Gertzen added, “In my opinion, these small communities can’t handle it (flood emergencies) so the state should have stepped in.” She said the local residents have not had any recent looting problems of properties due to neighbors watching each other’s property.
Another Sturgeon Lake resident, Dody Ockwig and her husband Bob, who live on Market Road, did not lose their home as they had previously feared in January. She said they were able to catch up on their mortgage and re-qualified for the Small Business Association (SBA) loan to help further the repair on their home. Unfortunately, she said, they now have to pay on two loans. Ockwig also said, “We are staying in our home as far as I know.” Ockwig stated the buyout offer on their property was too low and would not have paid off their mortgage.
In a phone conversation with Sturgeon Lake Mayor Thomas Helfman, he said, “I’m glad it (the flood) is over and I hope to never see that again.” He said it was amazing how long it takes to get through the whole process. Helfman went on to say, “We hope to finally get all this behind us with the buyout.”

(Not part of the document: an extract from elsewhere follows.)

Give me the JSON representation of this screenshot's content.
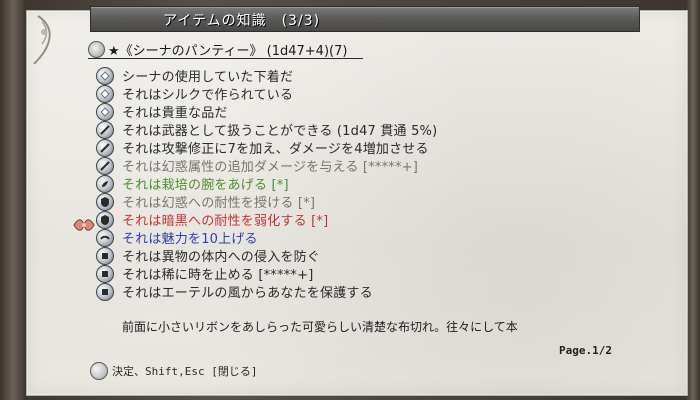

In a conversation with Willow River Mayor Vicki Whitehouse on June 13, Whitehouse said they were told that 5-6 properties were being considered in the buyout. She added, “I’m really disappointed (in the process) and truly feel all our residents have been let down.” Whitehouse went on to say, “Many folks put a lot of money into repair and they (FEMA) really waited too long to let people know there would be a buyout before they invested that money in their homes. It was really disheartening.”
She stated, “It was really hard to watch the residents (of Willow River) suffer in that emergency.” When asked about the Willow River dam, Whitehouse said, “It was an act of God the water pressure on both sides of the dam rose simultaneously. I had it inspected immediately and there was no damage to the dam itself.” Willow River also sits in limbo waiting for the funds to arrive from FEMA. Whitehouse said she was not pleased with FEMA.
The new mayor of Rutledge, Richard Holm, who took over office in January, said the current council passed a new flood building ordinance. The original one passed in October limited building options for residents on the flood fringe. The new ordinance focuses on allowing more choices such as the option to build structures up high enough to allow flood waters to flow below the structure. Holm said he experienced some of the flooding on his own property. Holm also said they were using the FEMA appropriated funds to repair Starlight Road, Long Lake Road, plus Bald Eagle Avenue and Lane. Rutledge residents are also waiting on the buyout funding.
A year later many flood victims are sitting in irreparable homes waiting for the buyout while others have put a lot of out-of-pocket cash into repairs. There were some emergency funds to help get some homes livable through the winter, but victims are all still waiting on the possible buyout funds. As the one-year anniversary of the flood approaches, Ockwig said, “I fear it happening again.”